Why collaboration is key to the next stage of school reform
It will soon be 20 years since Tony Blair announced that education, education and education were New Labour’s three priorities for government. Over that time dramatic improvements have been made to England’s schools and the quality of education they provide. This report considers how similar improvements can be achieved over the next 20 years.
It argues that the toolkit used to achieve consistently good standards is no longer enough because the aim, for most schools, is to go from ‘good to great’. The traditional mixture of structural reform, parental choice and rising resources is inadequate for achieving consistent excellence.
This means we must rethink the environment in which schools operate and the way they achieve their outcomes – in other words, what ‘success’ looks like. Today, the evidence shows that maintaining excellent standards depends on collaboration within and between schools. So dialogue and trust need to be at the heart of how schools improve in the future.
The report proposes that government should publish a national constitution for the school system in England, along the lines of the NHS Constitution. The document would set out the rights, roles and responsibilities of children, parents, staff and the local community in the life of schools, in order to drive the next phase of education improvement.
The report strongly criticises school governance arrangements which undermine the participation of parents, staff and communities and calls for sweeping reform to the governance of ‘academy chain’ schools in order to re-introduce strong local accountability. The research praises cooperative schools, which are founded on principles of local participation and collaboration, and calls for them to be promoted and funded on an equal basis to academy trusts.
The Fabian recommendations include:
• giving local authorities a codified role in supporting and holding to account all schools, removing the need for academies to answer directly to the secretary of state.
• providing financial support for schools wishing to become a cooperative school, in the same way the government does for academy conversion.
• making full and meaningful consultation with parents, staff, pupils and the community a legal requirement before an academy conversion takes place.

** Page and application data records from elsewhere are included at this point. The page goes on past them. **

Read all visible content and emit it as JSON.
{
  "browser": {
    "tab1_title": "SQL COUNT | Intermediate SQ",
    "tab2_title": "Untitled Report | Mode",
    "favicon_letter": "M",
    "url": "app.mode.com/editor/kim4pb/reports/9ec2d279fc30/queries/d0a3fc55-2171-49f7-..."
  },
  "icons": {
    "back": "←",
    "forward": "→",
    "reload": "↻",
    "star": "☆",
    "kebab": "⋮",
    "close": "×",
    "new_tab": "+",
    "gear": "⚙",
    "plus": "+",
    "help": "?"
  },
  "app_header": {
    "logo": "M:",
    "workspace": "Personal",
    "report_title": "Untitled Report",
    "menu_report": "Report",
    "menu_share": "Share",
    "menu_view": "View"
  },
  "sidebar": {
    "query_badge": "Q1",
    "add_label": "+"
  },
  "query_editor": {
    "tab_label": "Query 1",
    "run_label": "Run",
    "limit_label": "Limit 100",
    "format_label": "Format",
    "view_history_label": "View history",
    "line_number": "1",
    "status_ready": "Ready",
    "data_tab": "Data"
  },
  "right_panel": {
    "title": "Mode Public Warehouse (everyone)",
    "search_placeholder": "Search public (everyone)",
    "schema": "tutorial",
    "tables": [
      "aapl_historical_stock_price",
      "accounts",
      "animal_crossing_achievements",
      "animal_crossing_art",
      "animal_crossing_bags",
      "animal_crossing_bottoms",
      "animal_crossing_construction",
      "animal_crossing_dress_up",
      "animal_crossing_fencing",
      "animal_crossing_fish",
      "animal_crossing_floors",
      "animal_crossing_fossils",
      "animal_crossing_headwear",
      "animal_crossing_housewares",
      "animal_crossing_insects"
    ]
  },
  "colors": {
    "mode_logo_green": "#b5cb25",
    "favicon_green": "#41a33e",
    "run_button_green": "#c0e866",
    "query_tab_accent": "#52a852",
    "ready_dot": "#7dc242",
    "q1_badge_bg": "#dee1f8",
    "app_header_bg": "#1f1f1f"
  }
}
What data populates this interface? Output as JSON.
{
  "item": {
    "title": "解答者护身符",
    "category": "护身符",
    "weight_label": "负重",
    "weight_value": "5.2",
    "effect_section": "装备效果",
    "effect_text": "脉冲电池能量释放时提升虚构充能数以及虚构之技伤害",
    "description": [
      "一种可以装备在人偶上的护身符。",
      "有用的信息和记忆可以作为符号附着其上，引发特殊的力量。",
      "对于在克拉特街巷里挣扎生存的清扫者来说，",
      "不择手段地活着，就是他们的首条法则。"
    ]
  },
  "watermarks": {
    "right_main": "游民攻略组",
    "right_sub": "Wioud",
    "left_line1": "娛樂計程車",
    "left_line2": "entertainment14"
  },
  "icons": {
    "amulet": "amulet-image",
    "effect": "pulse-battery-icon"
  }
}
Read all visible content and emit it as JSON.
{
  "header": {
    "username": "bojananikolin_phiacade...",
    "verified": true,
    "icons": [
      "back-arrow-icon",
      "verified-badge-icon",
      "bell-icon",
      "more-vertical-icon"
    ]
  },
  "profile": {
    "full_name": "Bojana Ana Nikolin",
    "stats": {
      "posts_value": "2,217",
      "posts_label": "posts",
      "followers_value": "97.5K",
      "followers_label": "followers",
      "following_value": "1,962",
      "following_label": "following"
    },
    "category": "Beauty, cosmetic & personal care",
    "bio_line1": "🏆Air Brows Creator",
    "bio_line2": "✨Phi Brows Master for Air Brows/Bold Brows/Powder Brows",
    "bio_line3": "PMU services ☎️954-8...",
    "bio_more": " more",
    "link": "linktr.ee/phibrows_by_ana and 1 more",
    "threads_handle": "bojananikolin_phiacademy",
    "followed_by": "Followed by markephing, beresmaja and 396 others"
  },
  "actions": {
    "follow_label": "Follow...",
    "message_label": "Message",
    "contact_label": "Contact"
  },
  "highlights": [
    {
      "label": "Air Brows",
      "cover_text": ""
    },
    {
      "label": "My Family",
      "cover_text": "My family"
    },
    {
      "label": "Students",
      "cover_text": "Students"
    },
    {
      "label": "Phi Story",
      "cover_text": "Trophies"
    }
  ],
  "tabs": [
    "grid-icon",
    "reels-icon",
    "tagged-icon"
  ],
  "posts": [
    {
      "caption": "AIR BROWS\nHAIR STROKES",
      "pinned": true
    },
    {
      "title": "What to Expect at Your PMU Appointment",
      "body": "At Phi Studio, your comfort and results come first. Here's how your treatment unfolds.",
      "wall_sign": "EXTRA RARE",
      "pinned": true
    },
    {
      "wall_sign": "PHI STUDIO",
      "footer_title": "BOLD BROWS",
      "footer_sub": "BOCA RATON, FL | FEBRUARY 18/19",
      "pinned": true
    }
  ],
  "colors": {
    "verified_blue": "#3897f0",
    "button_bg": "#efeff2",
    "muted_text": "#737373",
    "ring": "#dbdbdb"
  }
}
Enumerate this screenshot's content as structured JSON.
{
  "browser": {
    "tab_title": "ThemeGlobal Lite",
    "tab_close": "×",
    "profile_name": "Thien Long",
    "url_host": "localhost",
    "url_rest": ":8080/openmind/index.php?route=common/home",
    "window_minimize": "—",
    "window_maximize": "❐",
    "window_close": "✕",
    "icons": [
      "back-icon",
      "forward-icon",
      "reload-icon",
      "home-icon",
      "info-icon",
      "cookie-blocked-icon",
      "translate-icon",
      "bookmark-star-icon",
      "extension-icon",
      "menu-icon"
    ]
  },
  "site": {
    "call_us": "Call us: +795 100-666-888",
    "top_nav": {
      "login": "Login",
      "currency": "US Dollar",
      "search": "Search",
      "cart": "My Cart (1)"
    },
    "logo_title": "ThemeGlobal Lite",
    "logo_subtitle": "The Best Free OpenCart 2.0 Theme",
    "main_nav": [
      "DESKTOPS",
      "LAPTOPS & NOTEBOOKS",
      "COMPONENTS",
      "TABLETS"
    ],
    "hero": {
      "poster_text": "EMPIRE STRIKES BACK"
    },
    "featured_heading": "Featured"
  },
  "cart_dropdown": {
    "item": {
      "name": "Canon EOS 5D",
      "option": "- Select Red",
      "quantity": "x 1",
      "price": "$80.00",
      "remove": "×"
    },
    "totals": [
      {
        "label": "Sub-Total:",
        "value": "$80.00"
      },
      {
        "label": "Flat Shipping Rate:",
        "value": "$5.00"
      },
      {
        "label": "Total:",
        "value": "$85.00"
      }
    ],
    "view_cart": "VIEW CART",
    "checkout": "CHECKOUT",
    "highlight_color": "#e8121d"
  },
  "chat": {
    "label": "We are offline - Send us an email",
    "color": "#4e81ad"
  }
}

• scrapping ‘academy orders’, whereby underperforming schools have been forced to convert to an academy regardless of local wishes.
• developing a system whereby Ofsted is given legal powers to inspect academy chains as a whole rather than just individual schools, in light of concerns around their transparency and accountability.
• publishing a national constitution for schools in England, which sets out the rights, roles and responsibilities of children, parents, staff and the local community in the life of schools.
Read author Robert Tinker’s piece on why collaboration is key to the next stage of school reform here.